- WORK REQUIRED
All of the records should be given again verbatim.

== DATA PROVIDED

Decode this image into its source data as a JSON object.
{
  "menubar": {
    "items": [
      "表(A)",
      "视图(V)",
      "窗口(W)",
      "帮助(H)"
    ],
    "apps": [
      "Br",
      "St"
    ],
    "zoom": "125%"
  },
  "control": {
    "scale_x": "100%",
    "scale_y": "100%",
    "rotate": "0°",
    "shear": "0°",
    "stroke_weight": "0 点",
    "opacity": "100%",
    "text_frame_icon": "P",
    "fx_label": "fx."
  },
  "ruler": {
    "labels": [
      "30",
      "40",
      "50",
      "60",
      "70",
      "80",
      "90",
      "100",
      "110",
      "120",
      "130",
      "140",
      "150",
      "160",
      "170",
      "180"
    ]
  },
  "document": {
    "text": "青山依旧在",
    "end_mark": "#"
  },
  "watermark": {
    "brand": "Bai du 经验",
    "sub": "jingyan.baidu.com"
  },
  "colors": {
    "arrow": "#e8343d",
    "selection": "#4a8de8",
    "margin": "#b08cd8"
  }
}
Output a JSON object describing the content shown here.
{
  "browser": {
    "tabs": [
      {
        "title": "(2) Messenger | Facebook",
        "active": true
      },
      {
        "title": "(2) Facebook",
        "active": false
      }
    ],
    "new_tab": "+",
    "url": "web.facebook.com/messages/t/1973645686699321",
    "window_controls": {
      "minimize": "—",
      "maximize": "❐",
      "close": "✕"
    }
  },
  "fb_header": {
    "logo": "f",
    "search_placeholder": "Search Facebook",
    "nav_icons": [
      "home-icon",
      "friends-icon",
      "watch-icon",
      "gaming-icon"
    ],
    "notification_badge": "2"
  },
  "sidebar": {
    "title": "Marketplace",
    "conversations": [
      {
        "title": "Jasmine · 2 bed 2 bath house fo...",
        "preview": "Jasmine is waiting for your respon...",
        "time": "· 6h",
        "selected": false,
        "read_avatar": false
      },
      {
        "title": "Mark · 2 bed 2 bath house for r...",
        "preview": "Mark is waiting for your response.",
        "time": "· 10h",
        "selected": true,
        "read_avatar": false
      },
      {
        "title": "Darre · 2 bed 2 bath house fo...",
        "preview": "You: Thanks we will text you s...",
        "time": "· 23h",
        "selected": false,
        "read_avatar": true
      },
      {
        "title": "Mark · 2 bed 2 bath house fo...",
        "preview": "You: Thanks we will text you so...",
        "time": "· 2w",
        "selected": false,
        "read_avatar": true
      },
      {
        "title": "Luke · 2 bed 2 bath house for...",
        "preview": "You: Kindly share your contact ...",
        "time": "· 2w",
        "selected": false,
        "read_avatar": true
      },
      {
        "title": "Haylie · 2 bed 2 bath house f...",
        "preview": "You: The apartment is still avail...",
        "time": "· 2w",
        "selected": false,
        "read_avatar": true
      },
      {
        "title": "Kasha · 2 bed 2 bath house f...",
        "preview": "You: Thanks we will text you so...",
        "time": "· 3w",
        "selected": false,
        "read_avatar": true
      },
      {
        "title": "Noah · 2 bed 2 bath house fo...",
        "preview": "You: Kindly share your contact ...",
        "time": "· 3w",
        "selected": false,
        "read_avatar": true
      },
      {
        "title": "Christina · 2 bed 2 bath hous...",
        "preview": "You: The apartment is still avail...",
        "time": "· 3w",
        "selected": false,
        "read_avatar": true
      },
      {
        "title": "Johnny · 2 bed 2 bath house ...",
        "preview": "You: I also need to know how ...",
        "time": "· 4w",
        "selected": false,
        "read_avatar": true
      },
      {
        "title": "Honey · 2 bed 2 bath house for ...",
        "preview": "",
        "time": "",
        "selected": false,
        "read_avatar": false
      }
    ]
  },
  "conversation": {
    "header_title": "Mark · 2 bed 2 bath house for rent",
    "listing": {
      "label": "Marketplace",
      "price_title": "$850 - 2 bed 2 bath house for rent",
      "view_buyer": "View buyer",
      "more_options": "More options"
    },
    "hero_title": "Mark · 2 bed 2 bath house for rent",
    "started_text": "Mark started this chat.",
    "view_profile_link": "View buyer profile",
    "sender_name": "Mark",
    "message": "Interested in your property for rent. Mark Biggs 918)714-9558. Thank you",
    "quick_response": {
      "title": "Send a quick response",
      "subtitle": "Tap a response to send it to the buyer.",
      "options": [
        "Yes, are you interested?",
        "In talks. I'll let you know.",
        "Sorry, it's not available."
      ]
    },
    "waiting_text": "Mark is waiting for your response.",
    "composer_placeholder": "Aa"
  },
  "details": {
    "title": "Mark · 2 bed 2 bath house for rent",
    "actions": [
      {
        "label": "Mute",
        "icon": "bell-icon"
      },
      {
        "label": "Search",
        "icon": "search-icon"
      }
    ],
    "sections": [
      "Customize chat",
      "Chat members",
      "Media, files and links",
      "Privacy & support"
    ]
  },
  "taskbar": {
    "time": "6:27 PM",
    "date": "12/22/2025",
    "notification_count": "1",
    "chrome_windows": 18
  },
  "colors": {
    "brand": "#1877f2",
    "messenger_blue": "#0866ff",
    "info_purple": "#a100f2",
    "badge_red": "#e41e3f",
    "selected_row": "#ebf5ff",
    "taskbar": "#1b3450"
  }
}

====

- REPLY TO THE TASK
Decode this image into its source data as a JSON object.
{
  "menubar": {
    "items": [
      "表(A)",
      "视图(V)",
      "窗口(W)",
      "帮助(H)"
    ],
    "apps": [
      "Br",
      "St"
    ],
    "zoom": "125%"
  },
  "control": {
    "scale_x": "100%",
    "scale_y": "100%",
    "rotate": "0°",
    "shear": "0°",
    "stroke_weight": "0 点",
    "opacity": "100%",
    "text_frame_icon": "P",
    "fx_label": "fx."
  },
  "ruler": {
    "labels": [
      "30",
      "40",
      "50",
      "60",
      "70",
      "80",
      "90",
      "100",
      "110",
      "120",
      "130",
      "140",
      "150",
      "160",
      "170",
      "180"
    ]
  },
  "document": {
    "text": "青山依旧在",
    "end_mark": "#"
  },
  "watermark": {
    "brand": "Bai du 经验",
    "sub": "jingyan.baidu.com"
  },
  "colors": {
    "arrow": "#e8343d",
    "selection": "#4a8de8",
    "margin": "#b08cd8"
  }
}
Output a JSON object describing the content shown here.
{
  "browser": {
    "tabs": [
      {
        "title": "(2) Messenger | Facebook",
        "active": true
      },
      {
        "title": "(2) Facebook",
        "active": false
      }
    ],
    "new_tab": "+",
    "url": "web.facebook.com/messages/t/1973645686699321",
    "window_controls": {
      "minimize": "—",
      "maximize": "❐",
      "close": "✕"
    }
  },
  "fb_header": {
    "logo": "f",
    "search_placeholder": "Search Facebook",
    "nav_icons": [
      "home-icon",
      "friends-icon",
      "watch-icon",
      "gaming-icon"
    ],
    "notification_badge": "2"
  },
  "sidebar": {
    "title": "Marketplace",
    "conversations": [
      {
        "title": "Jasmine · 2 bed 2 bath house fo...",
        "preview": "Jasmine is waiting for your respon...",
        "time": "· 6h",
        "selected": false,
        "read_avatar": false
      },
      {
        "title": "Mark · 2 bed 2 bath house for r...",
        "preview": "Mark is waiting for your response.",
        "time": "· 10h",
        "selected": true,
        "read_avatar": false
      },
      {
        "title": "Darre · 2 bed 2 bath house fo...",
        "preview": "You: Thanks we will text you s...",
        "time": "· 23h",
        "selected": false,
        "read_avatar": true
      },
      {
        "title": "Mark · 2 bed 2 bath house fo...",
        "preview": "You: Thanks we will text you so...",
        "time": "· 2w",
        "selected": false,
        "read_avatar": true
      },
      {
        "title": "Luke · 2 bed 2 bath house for...",
        "preview": "You: Kindly share your contact ...",
        "time": "· 2w",
        "selected": false,
        "read_avatar": true
      },
      {
        "title": "Haylie · 2 bed 2 bath house f...",
        "preview": "You: The apartment is still avail...",
        "time": "· 2w",
        "selected": false,
        "read_avatar": true
      },
      {
        "title": "Kasha · 2 bed 2 bath house f...",
        "preview": "You: Thanks we will text you so...",
        "time": "· 3w",
        "selected": false,
        "read_avatar": true
      },
      {
        "title": "Noah · 2 bed 2 bath house fo...",
        "preview": "You: Kindly share your contact ...",
        "time": "· 3w",
        "selected": false,
        "read_avatar": true
      },
      {
        "title": "Christina · 2 bed 2 bath hous...",
        "preview": "You: The apartment is still avail...",
        "time": "· 3w",
        "selected": false,
        "read_avatar": true
      },
      {
        "title": "Johnny · 2 bed 2 bath house ...",
        "preview": "You: I also need to know how ...",
        "time": "· 4w",
        "selected": false,
        "read_avatar": true
      },
      {
        "title": "Honey · 2 bed 2 bath house for ...",
        "preview": "",
        "time": "",
        "selected": false,
        "read_avatar": false
      }
    ]
  },
  "conversation": {
    "header_title": "Mark · 2 bed 2 bath house for rent",
    "listing": {
      "label": "Marketplace",
      "price_title": "$850 - 2 bed 2 bath house for rent",
      "view_buyer": "View buyer",
      "more_options": "More options"
    },
    "hero_title": "Mark · 2 bed 2 bath house for rent",
    "started_text": "Mark started this chat.",
    "view_profile_link": "View buyer profile",
    "sender_name": "Mark",
    "message": "Interested in your property for rent. Mark Biggs 918)714-9558. Thank you",
    "quick_response": {
      "title": "Send a quick response",
      "subtitle": "Tap a response to send it to the buyer.",
      "options": [
        "Yes, are you interested?",
        "In talks. I'll let you know.",
        "Sorry, it's not available."
      ]
    },
    "waiting_text": "Mark is waiting for your response.",
    "composer_placeholder": "Aa"
  },
  "details": {
    "title": "Mark · 2 bed 2 bath house for rent",
    "actions": [
      {
        "label": "Mute",
        "icon": "bell-icon"
      },
      {
        "label": "Search",
        "icon": "search-icon"
      }
    ],
    "sections": [
      "Customize chat",
      "Chat members",
      "Media, files and links",
      "Privacy & support"
    ]
  },
  "taskbar": {
    "time": "6:27 PM",
    "date": "12/22/2025",
    "notification_count": "1",
    "chrome_windows": 18
  },
  "colors": {
    "brand": "#1877f2",
    "messenger_blue": "#0866ff",
    "info_purple": "#a100f2",
    "badge_red": "#e41e3f",
    "selected_row": "#ebf5ff",
    "taskbar": "#1b3450"
  }
}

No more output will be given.